What you have to do | Go through the entries below and tally each line holding the string "placeholder". Return the number only.
═══ Supplied data
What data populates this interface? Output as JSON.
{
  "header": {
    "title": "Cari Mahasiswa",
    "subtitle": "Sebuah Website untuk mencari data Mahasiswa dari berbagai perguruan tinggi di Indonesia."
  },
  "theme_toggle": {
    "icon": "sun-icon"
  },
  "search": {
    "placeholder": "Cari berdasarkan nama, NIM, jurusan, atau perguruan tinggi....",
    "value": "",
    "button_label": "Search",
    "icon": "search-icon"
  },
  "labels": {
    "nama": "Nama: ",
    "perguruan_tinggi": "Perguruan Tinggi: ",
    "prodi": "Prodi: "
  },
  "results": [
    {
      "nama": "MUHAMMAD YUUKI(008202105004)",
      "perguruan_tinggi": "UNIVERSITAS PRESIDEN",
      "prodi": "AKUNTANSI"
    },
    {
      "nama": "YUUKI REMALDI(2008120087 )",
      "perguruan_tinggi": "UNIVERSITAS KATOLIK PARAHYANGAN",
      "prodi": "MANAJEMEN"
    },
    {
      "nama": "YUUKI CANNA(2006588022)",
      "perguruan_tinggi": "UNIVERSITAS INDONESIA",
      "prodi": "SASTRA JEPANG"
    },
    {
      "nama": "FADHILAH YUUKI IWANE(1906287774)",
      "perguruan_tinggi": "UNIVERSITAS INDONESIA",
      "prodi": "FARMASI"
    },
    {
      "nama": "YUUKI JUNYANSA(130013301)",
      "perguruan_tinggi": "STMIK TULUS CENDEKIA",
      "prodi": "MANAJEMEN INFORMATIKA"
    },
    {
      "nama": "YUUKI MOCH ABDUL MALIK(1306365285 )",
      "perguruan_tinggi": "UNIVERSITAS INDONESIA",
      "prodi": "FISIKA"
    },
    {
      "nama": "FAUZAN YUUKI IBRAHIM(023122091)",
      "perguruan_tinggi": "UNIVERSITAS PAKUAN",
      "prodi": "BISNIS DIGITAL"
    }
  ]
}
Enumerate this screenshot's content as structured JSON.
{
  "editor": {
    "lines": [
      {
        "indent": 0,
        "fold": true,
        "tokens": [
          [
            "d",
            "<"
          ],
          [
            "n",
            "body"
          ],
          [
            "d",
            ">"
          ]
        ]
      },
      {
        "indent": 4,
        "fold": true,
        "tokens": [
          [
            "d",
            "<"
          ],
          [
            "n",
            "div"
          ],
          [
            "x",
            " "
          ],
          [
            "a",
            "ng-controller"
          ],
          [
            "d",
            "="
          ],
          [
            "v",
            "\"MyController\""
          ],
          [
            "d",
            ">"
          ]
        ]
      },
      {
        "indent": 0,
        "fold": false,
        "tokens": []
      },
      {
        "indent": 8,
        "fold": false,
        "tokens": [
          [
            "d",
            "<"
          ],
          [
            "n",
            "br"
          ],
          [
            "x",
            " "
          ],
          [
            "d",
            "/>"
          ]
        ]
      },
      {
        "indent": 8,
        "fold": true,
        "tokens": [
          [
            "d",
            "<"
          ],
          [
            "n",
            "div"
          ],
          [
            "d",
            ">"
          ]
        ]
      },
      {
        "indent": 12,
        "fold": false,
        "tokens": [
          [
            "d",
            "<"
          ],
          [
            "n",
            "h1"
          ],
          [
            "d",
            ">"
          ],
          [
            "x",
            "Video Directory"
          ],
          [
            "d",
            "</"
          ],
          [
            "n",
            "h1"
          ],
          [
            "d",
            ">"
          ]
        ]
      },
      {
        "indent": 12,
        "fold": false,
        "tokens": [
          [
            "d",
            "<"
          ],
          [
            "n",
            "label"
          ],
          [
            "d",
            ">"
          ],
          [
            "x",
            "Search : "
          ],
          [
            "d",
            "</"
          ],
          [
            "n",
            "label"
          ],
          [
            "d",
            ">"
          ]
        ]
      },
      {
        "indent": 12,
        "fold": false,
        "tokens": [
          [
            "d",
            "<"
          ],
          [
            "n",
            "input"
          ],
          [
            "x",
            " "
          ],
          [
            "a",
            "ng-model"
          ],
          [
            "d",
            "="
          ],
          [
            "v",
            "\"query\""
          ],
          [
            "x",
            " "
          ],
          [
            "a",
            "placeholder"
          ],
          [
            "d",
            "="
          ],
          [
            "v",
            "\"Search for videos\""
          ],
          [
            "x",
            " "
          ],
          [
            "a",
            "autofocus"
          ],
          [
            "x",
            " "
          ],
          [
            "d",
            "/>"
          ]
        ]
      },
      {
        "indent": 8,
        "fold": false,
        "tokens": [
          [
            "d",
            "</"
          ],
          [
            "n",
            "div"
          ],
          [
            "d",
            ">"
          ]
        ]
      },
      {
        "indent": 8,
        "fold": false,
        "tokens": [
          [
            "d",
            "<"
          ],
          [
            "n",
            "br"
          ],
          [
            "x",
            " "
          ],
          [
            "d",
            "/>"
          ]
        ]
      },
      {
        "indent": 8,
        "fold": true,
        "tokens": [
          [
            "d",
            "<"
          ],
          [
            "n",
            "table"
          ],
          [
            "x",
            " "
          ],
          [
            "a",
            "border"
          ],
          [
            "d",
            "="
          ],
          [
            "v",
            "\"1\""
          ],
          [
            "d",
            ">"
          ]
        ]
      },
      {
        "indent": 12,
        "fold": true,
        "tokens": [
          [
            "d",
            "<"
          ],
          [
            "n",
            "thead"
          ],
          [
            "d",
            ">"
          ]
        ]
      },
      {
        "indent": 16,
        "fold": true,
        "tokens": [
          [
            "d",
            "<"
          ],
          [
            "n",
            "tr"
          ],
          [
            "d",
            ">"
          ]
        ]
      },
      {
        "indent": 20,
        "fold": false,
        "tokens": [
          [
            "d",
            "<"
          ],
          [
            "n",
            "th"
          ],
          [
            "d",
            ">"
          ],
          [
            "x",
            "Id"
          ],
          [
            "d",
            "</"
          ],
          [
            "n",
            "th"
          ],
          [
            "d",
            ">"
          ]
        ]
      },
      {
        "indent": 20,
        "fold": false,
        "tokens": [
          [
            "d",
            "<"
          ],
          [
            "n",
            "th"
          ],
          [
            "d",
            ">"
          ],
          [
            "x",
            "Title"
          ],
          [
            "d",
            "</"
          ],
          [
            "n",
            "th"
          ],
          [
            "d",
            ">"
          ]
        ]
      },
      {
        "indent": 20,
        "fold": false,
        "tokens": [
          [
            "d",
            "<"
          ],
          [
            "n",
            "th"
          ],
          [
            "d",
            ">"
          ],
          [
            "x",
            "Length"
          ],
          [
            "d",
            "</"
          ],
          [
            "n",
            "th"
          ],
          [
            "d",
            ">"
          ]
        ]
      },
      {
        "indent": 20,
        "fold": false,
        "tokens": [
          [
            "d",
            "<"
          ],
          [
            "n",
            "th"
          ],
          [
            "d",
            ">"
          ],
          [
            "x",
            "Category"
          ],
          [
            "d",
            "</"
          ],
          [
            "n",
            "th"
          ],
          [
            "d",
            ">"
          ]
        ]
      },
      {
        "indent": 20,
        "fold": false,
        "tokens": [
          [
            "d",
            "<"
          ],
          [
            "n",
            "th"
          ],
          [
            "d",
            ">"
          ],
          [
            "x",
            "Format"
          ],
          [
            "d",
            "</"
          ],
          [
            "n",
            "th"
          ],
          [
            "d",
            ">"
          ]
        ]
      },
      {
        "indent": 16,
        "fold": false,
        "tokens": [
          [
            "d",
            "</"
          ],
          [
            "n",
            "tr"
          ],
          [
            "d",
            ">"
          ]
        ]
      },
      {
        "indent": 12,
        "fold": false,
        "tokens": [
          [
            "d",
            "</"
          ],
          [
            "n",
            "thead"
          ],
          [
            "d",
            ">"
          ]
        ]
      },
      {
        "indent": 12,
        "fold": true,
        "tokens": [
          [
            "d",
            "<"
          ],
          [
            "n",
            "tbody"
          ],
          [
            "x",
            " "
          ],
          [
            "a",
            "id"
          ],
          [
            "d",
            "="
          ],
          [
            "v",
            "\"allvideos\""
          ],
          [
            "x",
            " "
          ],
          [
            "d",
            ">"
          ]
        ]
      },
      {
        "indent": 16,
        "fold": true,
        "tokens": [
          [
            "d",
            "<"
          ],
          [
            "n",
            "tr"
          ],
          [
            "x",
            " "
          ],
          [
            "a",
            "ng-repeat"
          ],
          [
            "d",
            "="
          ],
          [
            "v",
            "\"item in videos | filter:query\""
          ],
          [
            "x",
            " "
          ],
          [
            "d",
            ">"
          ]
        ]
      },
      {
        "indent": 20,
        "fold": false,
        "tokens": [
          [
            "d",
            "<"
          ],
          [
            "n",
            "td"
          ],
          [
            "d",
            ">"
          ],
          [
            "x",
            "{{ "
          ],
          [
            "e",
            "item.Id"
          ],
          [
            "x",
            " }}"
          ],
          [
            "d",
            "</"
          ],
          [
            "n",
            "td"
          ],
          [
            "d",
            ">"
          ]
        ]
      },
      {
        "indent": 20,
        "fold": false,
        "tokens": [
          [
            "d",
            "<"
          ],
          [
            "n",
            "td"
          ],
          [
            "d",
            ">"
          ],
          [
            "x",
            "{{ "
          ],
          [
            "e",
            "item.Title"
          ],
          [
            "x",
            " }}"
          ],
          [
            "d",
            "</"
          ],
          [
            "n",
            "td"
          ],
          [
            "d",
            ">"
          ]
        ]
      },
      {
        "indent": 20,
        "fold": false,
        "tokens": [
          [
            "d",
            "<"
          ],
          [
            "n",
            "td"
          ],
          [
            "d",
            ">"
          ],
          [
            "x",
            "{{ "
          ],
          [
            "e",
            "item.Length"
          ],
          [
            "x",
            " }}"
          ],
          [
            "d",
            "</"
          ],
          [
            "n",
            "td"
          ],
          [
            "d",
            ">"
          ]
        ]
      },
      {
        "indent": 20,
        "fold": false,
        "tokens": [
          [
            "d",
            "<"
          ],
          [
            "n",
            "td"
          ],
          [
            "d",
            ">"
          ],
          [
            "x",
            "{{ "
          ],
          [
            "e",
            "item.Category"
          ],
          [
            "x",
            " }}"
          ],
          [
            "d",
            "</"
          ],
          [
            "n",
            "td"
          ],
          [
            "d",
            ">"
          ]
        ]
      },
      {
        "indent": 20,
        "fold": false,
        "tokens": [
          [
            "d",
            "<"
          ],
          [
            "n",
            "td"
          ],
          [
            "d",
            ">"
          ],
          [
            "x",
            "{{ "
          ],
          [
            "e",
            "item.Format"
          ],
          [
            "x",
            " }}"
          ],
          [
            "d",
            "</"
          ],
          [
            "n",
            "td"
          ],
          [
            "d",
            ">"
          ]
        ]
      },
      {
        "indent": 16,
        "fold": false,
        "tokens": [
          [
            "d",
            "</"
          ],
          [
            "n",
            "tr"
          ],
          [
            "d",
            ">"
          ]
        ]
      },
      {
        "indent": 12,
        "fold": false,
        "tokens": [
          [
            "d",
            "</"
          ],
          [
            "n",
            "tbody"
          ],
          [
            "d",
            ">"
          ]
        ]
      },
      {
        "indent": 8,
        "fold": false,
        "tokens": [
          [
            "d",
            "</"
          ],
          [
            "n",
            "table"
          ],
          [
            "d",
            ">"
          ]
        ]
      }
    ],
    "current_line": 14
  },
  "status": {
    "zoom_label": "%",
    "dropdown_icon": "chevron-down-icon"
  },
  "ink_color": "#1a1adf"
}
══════
Answer to the problem | 2